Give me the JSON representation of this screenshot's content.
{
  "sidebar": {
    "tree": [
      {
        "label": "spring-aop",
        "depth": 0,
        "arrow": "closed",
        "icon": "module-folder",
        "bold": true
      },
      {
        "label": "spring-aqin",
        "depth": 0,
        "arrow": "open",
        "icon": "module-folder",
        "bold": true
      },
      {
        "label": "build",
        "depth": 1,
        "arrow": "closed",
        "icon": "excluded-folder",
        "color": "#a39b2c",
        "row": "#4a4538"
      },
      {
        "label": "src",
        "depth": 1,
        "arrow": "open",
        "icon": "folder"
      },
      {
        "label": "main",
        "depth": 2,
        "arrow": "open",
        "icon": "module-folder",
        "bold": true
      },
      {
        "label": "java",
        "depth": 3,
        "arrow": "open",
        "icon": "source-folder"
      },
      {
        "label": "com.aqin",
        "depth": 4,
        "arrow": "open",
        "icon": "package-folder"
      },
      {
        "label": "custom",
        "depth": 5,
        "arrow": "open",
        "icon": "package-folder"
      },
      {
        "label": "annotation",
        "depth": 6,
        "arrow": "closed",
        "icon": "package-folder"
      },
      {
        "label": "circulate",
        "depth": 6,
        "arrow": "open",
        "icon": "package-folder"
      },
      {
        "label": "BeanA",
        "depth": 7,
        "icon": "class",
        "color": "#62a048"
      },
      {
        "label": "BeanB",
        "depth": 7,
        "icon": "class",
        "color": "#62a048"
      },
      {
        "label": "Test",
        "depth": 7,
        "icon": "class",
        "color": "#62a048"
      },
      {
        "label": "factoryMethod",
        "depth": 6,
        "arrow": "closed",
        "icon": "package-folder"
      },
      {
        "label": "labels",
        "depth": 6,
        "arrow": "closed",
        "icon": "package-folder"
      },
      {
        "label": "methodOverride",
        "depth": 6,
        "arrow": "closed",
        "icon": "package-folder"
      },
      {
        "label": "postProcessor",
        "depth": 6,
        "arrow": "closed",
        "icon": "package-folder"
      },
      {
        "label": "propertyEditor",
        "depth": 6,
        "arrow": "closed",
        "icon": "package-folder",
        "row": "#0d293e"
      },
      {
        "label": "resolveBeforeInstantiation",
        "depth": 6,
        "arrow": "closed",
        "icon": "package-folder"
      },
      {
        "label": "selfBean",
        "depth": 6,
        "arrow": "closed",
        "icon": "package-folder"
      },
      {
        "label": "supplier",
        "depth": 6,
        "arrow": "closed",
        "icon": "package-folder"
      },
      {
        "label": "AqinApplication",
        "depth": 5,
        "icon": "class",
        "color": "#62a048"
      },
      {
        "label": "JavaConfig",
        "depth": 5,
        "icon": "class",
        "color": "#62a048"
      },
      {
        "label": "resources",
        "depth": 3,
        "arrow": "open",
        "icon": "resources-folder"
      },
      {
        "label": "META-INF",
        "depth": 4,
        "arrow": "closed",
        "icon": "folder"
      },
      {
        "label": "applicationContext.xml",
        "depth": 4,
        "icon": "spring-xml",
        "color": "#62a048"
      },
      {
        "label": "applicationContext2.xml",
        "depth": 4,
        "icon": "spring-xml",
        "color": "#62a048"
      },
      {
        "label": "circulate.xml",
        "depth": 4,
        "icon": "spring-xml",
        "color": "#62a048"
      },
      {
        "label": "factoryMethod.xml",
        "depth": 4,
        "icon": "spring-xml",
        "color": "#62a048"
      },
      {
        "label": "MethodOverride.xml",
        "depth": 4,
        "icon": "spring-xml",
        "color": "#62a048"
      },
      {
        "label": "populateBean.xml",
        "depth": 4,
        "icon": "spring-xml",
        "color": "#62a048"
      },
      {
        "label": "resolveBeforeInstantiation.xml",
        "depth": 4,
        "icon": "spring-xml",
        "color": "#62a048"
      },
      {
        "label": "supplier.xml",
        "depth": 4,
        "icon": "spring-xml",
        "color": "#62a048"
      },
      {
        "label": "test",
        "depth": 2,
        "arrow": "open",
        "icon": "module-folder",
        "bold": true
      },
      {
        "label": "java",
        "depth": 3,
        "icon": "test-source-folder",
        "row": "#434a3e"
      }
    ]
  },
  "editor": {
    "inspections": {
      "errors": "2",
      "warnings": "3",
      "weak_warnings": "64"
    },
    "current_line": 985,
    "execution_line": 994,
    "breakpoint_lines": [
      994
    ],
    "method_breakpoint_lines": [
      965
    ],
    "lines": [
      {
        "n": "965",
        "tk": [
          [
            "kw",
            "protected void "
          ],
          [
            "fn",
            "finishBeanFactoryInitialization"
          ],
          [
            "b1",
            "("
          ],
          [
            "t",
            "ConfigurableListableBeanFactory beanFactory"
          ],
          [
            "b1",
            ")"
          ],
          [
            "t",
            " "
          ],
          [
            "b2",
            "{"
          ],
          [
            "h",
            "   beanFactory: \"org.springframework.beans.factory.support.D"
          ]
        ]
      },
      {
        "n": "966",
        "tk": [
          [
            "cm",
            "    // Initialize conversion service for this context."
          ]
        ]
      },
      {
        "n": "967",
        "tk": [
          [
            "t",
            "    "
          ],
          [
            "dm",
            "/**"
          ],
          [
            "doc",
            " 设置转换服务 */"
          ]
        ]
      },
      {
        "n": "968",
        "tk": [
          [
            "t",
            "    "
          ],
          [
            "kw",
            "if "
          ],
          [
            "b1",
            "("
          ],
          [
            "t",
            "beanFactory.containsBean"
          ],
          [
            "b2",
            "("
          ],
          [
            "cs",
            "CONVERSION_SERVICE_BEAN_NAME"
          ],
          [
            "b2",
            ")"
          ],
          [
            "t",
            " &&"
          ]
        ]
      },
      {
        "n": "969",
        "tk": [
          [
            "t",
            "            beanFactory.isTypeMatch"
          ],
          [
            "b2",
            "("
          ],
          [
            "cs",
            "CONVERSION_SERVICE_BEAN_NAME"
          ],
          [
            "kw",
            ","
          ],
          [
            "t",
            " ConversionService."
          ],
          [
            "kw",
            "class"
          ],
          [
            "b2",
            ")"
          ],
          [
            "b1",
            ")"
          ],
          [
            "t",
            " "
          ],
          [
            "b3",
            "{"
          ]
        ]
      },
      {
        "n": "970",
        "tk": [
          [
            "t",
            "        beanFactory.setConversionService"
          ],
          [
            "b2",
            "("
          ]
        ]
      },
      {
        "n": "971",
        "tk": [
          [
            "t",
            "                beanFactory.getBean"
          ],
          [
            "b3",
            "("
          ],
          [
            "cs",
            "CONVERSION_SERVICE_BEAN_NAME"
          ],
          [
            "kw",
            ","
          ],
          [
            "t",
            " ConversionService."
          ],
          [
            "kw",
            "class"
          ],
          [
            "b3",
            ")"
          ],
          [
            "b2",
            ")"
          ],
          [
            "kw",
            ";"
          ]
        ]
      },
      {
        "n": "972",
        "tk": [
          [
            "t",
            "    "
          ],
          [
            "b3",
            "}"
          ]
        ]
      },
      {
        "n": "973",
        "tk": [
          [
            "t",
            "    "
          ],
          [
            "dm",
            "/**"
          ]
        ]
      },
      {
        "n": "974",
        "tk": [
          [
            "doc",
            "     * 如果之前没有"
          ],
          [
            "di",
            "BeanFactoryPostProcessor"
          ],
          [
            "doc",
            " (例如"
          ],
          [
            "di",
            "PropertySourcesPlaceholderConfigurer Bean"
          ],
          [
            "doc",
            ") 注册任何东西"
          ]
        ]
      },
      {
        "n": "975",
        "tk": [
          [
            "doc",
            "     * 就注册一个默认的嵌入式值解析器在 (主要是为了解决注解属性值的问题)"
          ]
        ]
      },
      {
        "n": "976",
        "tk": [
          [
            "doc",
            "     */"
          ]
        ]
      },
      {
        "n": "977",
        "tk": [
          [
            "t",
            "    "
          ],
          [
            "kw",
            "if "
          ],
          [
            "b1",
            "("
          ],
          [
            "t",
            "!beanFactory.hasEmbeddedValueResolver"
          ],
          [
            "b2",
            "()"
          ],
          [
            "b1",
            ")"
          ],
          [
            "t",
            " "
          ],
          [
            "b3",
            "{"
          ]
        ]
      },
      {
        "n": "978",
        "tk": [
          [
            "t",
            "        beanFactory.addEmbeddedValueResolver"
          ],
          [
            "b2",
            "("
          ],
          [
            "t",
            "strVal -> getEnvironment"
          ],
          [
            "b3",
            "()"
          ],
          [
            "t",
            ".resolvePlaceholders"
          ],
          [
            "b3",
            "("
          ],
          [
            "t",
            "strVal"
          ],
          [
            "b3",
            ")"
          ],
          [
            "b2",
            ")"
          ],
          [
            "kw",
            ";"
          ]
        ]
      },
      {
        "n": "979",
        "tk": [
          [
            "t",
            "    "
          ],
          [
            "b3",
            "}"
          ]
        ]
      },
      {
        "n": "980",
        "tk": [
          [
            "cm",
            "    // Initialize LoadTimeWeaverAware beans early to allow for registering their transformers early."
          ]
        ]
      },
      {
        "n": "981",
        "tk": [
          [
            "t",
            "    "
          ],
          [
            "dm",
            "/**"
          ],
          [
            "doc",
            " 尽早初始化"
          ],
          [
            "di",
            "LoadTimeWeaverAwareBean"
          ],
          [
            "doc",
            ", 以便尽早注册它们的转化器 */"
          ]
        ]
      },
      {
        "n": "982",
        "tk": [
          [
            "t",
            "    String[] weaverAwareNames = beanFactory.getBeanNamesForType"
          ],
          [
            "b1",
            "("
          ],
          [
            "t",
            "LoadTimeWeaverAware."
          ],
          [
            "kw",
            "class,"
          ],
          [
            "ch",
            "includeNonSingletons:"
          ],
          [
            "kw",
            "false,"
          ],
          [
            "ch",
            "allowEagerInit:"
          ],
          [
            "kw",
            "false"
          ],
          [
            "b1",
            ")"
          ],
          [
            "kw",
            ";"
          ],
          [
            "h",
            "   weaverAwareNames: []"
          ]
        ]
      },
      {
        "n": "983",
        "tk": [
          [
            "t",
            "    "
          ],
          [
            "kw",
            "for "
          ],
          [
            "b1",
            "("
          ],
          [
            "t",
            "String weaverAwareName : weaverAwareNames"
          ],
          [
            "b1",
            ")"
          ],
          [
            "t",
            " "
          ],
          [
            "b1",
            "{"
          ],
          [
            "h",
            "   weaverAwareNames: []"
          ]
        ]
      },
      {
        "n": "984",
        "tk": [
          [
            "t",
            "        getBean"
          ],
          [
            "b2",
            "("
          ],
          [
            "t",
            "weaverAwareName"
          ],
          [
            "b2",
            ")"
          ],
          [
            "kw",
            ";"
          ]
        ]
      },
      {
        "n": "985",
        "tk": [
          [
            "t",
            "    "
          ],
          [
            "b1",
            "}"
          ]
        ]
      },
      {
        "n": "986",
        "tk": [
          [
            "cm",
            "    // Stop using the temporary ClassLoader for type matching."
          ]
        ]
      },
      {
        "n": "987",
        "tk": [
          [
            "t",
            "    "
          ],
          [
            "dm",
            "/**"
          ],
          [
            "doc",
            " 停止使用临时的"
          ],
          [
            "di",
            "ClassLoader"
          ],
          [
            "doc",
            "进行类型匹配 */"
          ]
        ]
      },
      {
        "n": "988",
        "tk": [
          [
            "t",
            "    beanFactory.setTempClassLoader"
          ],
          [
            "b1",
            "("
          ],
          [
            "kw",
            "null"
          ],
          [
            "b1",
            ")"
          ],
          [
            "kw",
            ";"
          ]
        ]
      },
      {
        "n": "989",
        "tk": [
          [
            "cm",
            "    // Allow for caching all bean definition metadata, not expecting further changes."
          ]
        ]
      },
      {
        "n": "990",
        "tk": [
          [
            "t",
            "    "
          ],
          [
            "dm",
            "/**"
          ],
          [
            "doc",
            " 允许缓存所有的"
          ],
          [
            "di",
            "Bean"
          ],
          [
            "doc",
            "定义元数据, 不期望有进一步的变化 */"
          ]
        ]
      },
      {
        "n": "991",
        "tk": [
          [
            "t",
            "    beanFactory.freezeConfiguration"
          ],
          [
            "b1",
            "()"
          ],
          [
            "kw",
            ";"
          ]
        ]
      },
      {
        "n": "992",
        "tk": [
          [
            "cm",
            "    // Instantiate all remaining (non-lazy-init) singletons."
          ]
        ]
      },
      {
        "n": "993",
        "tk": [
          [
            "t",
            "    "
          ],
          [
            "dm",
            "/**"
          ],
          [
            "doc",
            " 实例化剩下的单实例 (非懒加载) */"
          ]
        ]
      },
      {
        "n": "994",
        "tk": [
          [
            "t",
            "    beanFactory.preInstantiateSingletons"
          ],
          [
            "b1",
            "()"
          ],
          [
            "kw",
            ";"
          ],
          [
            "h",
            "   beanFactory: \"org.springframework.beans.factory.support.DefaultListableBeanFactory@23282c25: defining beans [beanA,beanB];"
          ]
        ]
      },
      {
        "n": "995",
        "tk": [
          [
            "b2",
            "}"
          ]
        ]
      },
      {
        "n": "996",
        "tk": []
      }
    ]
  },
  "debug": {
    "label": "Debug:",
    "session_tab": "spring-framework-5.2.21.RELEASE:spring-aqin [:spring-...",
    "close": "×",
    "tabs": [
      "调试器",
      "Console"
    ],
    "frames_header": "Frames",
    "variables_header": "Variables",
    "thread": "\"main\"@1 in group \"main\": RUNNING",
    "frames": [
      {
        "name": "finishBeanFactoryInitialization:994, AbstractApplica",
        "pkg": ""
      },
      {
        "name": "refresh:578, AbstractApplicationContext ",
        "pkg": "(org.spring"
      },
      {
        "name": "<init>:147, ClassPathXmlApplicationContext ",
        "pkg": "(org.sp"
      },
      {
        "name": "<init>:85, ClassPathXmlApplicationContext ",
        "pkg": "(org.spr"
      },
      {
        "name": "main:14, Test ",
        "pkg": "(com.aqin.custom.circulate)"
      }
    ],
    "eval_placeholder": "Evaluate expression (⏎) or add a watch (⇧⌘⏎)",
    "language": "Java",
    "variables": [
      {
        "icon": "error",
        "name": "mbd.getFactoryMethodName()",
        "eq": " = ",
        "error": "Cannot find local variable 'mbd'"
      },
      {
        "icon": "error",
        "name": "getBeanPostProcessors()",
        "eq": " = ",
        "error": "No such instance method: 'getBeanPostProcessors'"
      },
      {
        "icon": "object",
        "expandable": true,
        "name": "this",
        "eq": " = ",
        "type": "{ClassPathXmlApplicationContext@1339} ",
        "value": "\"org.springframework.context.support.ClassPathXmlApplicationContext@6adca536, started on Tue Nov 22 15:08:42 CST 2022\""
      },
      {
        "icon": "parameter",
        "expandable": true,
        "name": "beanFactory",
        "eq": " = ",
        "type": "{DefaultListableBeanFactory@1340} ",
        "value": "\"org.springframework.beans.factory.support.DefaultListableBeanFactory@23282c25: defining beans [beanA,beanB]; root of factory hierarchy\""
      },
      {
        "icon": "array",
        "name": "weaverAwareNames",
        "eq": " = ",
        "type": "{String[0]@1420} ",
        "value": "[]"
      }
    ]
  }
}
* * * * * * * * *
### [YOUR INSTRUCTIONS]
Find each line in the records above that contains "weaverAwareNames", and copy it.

### [YOUR SOLUTION]
            "    String[] weaverAwareNames = beanFactory.getBeanNamesForType"
            "   weaverAwareNames: []"
            "String weaverAwareName : weaverAwareNames"
            "   weaverAwareNames: []"
        "name": "weaverAwareNames",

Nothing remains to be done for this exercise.